Take every line from the listing below that contains "duration".

• [Record extracts]
----------
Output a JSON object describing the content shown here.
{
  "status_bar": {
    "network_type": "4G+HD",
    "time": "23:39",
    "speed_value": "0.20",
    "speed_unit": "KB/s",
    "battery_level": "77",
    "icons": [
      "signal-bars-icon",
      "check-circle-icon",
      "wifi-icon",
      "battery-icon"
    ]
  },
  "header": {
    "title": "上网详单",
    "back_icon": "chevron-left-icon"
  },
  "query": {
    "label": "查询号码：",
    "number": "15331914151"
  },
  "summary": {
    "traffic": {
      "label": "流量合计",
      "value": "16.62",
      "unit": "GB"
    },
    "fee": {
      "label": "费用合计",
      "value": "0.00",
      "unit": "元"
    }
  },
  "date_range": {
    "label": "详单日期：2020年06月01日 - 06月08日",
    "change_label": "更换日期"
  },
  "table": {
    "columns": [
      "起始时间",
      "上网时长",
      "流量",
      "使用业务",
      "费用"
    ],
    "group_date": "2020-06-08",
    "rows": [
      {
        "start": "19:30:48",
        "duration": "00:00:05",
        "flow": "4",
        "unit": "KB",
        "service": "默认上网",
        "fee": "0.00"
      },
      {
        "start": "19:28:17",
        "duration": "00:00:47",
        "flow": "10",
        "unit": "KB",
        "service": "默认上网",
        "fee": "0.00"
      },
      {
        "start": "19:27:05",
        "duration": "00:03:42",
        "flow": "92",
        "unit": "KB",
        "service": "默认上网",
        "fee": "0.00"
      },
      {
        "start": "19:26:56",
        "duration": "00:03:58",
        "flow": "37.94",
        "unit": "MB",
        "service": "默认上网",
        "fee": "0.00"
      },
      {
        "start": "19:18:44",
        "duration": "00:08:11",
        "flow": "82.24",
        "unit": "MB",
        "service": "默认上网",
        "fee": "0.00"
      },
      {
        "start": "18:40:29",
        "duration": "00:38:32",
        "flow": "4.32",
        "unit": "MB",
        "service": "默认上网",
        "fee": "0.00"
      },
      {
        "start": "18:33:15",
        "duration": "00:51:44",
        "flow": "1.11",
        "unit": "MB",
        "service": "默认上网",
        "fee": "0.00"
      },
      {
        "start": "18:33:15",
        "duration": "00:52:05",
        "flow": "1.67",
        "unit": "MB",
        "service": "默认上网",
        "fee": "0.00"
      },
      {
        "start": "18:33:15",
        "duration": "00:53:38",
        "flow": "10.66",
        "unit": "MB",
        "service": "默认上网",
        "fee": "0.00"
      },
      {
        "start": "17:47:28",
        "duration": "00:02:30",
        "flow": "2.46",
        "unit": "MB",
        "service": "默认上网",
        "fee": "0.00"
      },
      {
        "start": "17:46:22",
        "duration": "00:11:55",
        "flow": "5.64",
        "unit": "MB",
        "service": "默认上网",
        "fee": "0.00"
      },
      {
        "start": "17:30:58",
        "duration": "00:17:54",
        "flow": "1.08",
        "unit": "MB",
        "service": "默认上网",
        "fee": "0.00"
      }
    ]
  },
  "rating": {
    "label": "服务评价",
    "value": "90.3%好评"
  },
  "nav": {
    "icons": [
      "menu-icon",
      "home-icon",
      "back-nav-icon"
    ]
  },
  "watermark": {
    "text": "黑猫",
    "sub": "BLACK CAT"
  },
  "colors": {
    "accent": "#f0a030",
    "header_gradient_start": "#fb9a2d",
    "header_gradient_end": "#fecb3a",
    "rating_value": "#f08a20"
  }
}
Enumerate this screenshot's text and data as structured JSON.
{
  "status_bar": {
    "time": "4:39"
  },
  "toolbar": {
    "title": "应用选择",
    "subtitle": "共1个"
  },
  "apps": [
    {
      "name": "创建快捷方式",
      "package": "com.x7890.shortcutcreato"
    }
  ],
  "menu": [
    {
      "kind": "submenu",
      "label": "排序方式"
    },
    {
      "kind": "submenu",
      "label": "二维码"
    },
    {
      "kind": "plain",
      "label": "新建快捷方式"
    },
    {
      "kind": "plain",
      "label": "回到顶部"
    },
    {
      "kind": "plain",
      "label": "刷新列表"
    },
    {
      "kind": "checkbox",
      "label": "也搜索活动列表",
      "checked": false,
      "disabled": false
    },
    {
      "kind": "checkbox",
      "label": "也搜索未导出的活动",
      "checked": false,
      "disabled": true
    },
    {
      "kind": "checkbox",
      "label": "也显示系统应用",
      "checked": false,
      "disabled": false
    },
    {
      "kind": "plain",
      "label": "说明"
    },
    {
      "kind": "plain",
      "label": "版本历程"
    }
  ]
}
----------
• [Output of the task]
        "duration": "00:00:05",
        "duration": "00:00:47",
        "duration": "00:03:42",
        "duration": "00:03:58",
        "duration": "00:08:11",
        "duration": "00:38:32",
        "duration": "00:51:44",
        "duration": "00:52:05",
        "duration": "00:53:38",
        "duration": "00:02:30",
        "duration": "00:11:55",
        "duration": "00:17:54",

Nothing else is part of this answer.